Component data from apps and pages
Start of Block
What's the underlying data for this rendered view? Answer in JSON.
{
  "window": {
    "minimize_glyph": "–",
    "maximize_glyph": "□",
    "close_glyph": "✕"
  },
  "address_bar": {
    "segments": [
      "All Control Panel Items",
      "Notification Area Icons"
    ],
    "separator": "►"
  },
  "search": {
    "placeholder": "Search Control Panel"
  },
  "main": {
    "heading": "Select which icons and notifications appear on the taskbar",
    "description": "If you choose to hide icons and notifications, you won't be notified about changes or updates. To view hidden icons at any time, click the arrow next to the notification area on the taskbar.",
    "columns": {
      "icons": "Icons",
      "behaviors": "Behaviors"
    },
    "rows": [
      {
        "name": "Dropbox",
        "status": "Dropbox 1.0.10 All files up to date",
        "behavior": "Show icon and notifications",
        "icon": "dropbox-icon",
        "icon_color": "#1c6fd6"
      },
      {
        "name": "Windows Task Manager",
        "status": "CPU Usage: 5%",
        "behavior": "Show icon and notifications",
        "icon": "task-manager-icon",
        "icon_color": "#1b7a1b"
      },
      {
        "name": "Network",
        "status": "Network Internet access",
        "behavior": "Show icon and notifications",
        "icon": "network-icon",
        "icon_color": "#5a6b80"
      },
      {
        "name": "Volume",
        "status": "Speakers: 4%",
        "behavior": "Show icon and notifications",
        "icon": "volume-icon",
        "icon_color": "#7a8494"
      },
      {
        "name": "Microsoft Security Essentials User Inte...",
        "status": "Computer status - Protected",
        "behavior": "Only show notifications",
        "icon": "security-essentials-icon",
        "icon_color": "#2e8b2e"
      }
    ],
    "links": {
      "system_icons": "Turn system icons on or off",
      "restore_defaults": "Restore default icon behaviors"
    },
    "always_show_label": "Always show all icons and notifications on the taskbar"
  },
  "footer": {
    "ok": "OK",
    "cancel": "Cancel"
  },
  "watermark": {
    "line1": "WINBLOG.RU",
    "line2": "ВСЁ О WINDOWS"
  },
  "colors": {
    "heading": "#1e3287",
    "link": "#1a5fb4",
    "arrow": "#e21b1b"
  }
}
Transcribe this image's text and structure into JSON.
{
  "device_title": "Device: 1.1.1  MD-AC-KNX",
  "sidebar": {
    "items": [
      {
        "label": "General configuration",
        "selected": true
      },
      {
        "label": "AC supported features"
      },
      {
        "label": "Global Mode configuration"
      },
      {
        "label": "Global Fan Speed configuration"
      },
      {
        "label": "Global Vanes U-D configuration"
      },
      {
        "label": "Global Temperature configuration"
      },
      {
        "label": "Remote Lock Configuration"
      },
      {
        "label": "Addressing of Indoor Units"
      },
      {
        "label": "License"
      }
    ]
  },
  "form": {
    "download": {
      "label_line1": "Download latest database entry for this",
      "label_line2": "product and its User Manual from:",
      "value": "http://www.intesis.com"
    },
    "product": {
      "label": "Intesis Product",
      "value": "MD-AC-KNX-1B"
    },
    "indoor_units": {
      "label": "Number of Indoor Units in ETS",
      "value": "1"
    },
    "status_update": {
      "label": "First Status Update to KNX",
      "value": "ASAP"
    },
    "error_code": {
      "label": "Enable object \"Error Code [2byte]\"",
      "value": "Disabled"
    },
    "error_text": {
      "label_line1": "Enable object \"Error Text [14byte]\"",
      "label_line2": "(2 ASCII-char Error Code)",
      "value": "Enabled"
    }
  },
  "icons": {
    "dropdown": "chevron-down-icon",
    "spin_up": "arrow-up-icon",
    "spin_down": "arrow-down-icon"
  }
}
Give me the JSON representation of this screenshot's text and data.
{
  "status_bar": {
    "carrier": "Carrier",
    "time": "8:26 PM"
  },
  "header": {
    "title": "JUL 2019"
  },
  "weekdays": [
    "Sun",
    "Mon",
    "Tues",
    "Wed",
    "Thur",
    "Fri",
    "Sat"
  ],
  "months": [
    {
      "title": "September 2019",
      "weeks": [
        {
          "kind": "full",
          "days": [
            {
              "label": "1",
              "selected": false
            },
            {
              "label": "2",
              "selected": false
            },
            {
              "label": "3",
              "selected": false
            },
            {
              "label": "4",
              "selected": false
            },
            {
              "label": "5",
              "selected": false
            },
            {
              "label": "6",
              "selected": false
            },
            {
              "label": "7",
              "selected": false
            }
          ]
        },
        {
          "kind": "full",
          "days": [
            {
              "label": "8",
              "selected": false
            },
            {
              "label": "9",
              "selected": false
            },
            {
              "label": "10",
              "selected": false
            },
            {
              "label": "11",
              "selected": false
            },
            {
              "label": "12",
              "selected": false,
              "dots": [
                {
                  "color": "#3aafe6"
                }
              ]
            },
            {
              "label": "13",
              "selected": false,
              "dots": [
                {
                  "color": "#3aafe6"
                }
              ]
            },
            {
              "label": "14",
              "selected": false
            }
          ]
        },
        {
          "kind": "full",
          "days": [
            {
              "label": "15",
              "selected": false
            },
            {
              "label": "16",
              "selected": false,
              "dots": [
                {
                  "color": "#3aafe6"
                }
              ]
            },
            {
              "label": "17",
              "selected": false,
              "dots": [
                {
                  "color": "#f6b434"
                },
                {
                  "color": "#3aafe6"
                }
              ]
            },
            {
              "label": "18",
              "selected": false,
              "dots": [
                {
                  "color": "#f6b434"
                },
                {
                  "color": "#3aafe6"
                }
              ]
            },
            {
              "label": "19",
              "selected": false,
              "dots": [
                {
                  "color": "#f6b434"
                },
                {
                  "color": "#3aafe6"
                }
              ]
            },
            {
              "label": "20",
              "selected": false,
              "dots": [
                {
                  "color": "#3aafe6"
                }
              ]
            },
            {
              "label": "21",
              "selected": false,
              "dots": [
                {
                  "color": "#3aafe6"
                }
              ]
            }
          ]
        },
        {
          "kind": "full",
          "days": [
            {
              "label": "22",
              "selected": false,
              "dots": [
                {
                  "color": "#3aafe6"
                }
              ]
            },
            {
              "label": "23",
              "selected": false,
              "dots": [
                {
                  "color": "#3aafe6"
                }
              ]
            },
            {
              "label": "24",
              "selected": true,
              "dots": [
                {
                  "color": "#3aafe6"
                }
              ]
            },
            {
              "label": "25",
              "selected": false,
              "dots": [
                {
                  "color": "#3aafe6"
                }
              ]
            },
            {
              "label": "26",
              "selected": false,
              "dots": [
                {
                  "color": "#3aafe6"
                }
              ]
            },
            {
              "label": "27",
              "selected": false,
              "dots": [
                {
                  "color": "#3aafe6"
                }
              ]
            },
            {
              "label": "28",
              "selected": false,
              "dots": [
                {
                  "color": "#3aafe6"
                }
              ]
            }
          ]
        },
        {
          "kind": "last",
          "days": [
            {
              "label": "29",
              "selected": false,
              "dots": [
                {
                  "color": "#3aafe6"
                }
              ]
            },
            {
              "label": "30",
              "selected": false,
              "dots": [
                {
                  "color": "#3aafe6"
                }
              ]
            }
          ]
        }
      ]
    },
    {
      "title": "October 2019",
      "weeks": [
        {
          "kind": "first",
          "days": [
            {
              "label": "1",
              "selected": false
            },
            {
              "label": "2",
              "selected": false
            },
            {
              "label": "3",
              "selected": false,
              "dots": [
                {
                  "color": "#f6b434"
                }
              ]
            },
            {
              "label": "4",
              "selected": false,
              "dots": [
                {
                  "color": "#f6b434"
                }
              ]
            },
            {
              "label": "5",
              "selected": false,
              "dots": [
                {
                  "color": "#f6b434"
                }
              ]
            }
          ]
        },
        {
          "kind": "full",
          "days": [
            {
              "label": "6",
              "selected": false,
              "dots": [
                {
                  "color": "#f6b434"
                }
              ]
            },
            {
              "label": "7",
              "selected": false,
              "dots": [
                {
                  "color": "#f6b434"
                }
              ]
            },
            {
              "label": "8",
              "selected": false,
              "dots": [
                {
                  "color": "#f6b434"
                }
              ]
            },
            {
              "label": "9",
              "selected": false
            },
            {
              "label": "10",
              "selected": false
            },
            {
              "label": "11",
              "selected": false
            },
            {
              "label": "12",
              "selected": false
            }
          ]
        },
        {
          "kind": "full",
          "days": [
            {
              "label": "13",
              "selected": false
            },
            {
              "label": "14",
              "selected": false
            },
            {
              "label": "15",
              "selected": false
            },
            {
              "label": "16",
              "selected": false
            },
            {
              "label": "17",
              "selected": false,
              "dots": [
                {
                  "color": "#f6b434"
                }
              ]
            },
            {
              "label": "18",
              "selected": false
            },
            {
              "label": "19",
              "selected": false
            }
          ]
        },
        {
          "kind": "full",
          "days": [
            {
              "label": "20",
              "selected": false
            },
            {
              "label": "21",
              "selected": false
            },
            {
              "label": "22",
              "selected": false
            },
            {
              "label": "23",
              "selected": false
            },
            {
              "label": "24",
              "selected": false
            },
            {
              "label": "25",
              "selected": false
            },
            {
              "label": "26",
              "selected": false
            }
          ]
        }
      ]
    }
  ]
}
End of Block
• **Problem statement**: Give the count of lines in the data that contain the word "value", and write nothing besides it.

• **Result**: 6